First of all, if you are a recent Graduate and you are reading this post, may I start by congratulating you on your degree level qualification…However, I must be honest in that the advice I will give you, will be frank, may be hard to hear, & some of you will feel frustrated. But if you take my advice on board, you will stand a better chance of succeeding and being as employable as possible!
Times are tough. Graduating is the easy bit.
If you are keen to transfer your university studies into your first post Graduation job, a strong element of tenacity, patience and hard work is required. With extensive experience in high-street recruitment, it has become more and more apparent to me, that graduates are less and less aware of the reality of their local jobs market. Graduates have less knowledge on what a degree actually qualifies them to do, in terms of the level of role they will find after University. If you have applied for a Sales Manager role, because you have a Business Degree, don’t be surprised that you are not shortlisted for the role, unless you have sales experience and unless you have management experience. This might seem obvious, but the amount of times I have heard “but I could do that” from graduates who have applied for roles, is crazy. The old adage, start at the bottom and work your way up, still applies to graduates, as much as anyone else. The World does not owe you a career. You have to earn it.
Seek out those who have strong backgrounds in the industries and professions you want to enter. If you are speaking to a CEO from a local business, find out how he or she rose to the top. Again, often, graduates often do not want to do data-entry or call centre work at the lowest level, as if this now below their expectations. However, ask that CEO where they started in their career (graduate background or not) and a good number of them would have started at the bottom. Get the experience, be dedicated to your job and its’ responsibilities, bide your time, and, if you are half as good as you think you are, you will rise through the ranks. This again leads onto;
First of all do what you need to do and then you can do what you want.
When I left University, with a degree in Drama and Media, I wanted to write films (I still do). There is nothing wrong with having this as your career target, but appreciate that you might have to sidetrack somewhat within your career to get where you eventually want to go. I ended up in recruitment, as I wanted to earn money, and the film and TV industry pays little or nothing at the bottom. So in effect, I gave up and gave up truly before I had begun. Apologies for the analogy, but you need to learn your trade, before you can master it. If this means working for free to gain experience, taking an internship, working on minimum wages, or begging for your 1st opportunity, do it, because as much as your degree is an asset, your work experience will become the key.

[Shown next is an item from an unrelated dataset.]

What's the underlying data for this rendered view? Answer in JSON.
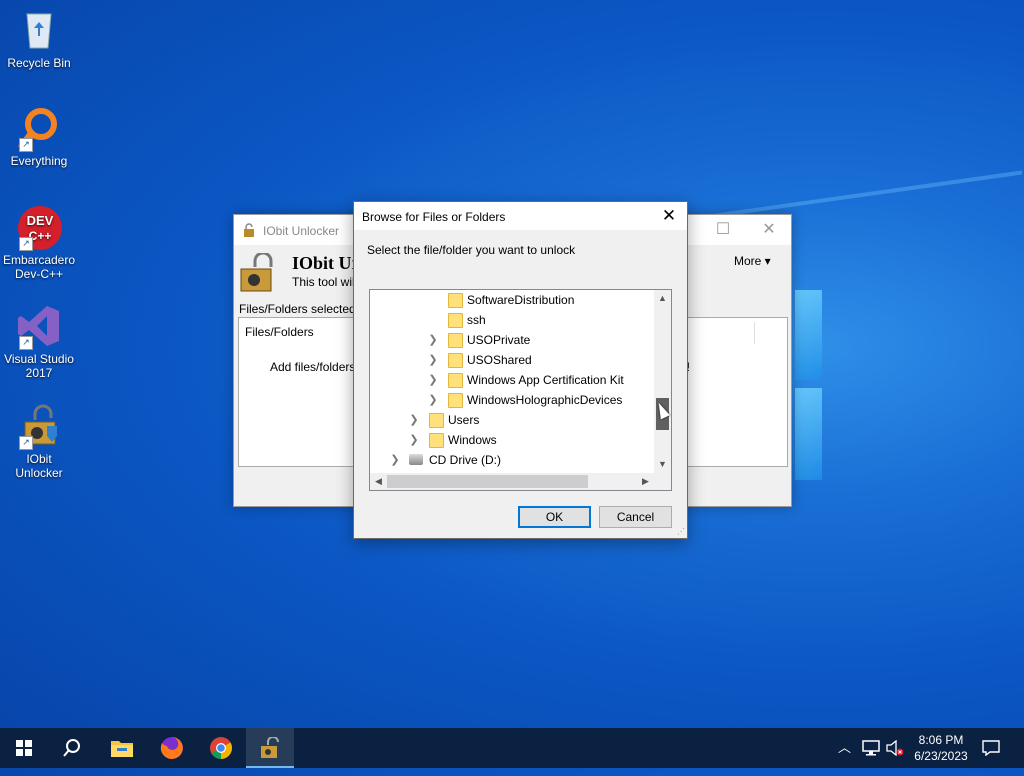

Remember that you have demonstrated commitment by gaining your degree. Remember also that the degree you gain, might not be within the subject area you end up working in. Unless the degree that you undertake is vocational, like Teaching or Nursing etc, the degree is more a testament to your personal endeavours than your overall knowledge on the subject you studied. For example, you are not an expert in working in Finance, just because you studied Accountancy. However translating that onto your CV is hard going. CVs are read by employers and agencies, within 5-10 seconds. Key words and skills are picked out (or not) and you are put to the side or on top of the pile within a minute.
Remember your degree and the quality of writing you produced, and the dissertation you spent night after night producing. Your CV is just as important as that. People say, “get me in front of that business for an interview and I will get that job!”, well I say, make your CV the best you can possibly can , and at least you will have a chance. This is where the internship that you gained, the work experience that you begged for, the uncle that you asked to help out in the office, the call centre job that you took, the data-entry office role that you did in the Summer, the advice you gained from the CEO and the time you then took on your CV will come into its’ own. By demonstrating commitment in gaining the key work skills and experience that you need, you are half way there…now for the interview!